A few days ago I received a link to Paul Adam’s Real Life Social Network v2 presentation at Voices That Matter Web Design Conference held in San Francisco in June 2010.

My link came from a Diigo list.

I am surprised how long it took me to catch up with this presentation.

I was the 614,122nd visitor to Paul’s SlideShare presentation.

The metrics for his presentation are fascinating:

I am fortunate that I got there after Tim Greenhalgh. He commented:

This is one of ‘the’ definitive Social Media presentations. Just to you let you know that Paul (@padday) has moved on from Google and is now at Facebook. His last email to me suggested he is having a lot of fun developing the FB social network! You can read about his New Year move on Techcrunch.

Tim’s comment took me to Liberate Media and on to this post by Lloyd Gofton about the demographics of social network use. I read the post with great interest having been primed by a number of leads provided by Stephen Downes recently to personal learning environments.

Educational Projection: Supporting Distributed Learning Online (15 March)

An open university prep course (15 March)

Welcome to (15 March)

Being Safe Online Is Being Safe In Life (14 March)

I had also received a link from Jane Lofton via Diigo Teacher-Librarian list to Movers and Shakers 2011 (The People Shaping the Future of Libraries). It included this group:

I was disappointed that Gwyneth was the only innovator I had encountered in my own personal learning environment.

Reflecting on this I returned to Paul’s presentation to discover where some of the downloads of his work occurred:

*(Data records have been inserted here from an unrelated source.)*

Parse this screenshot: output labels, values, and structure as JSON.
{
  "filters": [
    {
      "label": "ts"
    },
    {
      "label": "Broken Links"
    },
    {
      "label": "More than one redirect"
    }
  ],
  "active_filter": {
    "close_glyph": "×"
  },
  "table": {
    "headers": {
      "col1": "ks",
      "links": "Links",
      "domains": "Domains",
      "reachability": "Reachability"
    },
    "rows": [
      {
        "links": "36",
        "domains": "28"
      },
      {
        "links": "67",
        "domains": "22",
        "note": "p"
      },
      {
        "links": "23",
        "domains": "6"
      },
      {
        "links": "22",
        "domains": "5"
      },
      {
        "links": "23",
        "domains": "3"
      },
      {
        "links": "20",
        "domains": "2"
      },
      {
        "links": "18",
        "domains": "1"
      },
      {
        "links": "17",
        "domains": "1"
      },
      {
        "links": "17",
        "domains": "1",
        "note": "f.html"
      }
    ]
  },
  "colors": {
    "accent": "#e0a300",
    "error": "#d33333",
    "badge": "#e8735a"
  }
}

There is a very long list and I include part of it here to reflect on Paul’s discussion of weak and strong ties. I note (slide 122) that “online social networks make it easier to reconnect and catch up with weak ties”.

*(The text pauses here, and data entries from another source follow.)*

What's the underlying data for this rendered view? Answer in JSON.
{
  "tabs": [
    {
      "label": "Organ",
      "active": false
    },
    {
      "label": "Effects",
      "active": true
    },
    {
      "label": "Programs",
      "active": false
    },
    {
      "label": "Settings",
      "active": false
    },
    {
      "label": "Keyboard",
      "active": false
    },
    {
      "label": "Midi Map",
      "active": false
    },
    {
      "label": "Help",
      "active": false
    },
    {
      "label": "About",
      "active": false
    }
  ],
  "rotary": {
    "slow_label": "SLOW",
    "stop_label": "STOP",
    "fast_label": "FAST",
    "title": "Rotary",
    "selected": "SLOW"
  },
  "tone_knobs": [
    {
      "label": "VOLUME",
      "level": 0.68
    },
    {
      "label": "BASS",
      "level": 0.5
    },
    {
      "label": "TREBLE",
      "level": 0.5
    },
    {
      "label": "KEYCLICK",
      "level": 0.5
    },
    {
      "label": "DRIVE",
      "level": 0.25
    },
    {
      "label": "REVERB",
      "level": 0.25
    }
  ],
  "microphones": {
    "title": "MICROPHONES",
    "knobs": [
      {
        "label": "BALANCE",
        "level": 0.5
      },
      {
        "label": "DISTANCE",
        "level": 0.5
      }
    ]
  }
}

My personal learning environment is in a state of considerable flux and I wonder if it has a great deal to do with deciding to work in open spaces.

I am exploring a new range of tools to inform my learning environment. This week, for example, I revisited Netvibes, looked at CourseKit, looked at LiveBinders, checked out Linkable, tried SnipSnip, glimpsed Embedplus, and learned about Mikogo.

Perhaps I ought to plot this learning on some of the new timeline tools available (such as Tiki-Toki)! If I do, I understand that this will be profoundly personal and might be of some interest to my strong ties. If I do choose appropriate tags it may be of interest to weak ties too.

I am delighted that Paul’s presentation has helped me clarify some of these issues.

Photo Credit

Yellow Umbrella